Set down all of the entries below exactly, and omit the pictures.

▽

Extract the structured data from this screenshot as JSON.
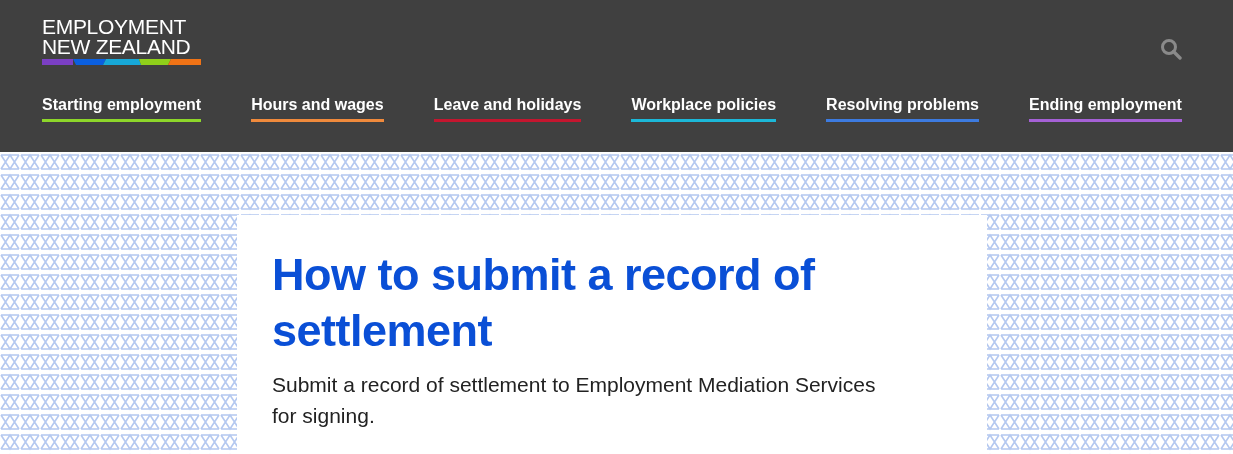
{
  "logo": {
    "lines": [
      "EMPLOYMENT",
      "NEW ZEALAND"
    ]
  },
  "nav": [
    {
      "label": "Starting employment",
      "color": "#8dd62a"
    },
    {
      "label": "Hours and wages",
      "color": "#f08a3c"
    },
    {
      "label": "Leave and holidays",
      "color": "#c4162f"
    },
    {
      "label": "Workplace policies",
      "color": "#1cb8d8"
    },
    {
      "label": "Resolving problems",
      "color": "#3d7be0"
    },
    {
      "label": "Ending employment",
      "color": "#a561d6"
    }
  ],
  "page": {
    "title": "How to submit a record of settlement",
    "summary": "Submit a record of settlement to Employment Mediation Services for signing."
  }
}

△

_Answer space_
Extract the structured data from this screenshot as JSON.
{
  "logo": {
    "lines": [
      "EMPLOYMENT",
      "NEW ZEALAND"
    ]
  },
  "nav": [
    {
      "label": "Starting employment",
      "color": "#8dd62a"
    },
    {
      "label": "Hours and wages",
      "color": "#f08a3c"
    },
    {
      "label": "Leave and holidays",
      "color": "#c4162f"
    },
    {
      "label": "Workplace policies",
      "color": "#1cb8d8"
    },
    {
      "label": "Resolving problems",
      "color": "#3d7be0"
    },
    {
      "label": "Ending employment",
      "color": "#a561d6"
    }
  ],
  "page": {
    "title": "How to submit a record of settlement",
    "summary": "Submit a record of settlement to Employment Mediation Services for signing."
  }
}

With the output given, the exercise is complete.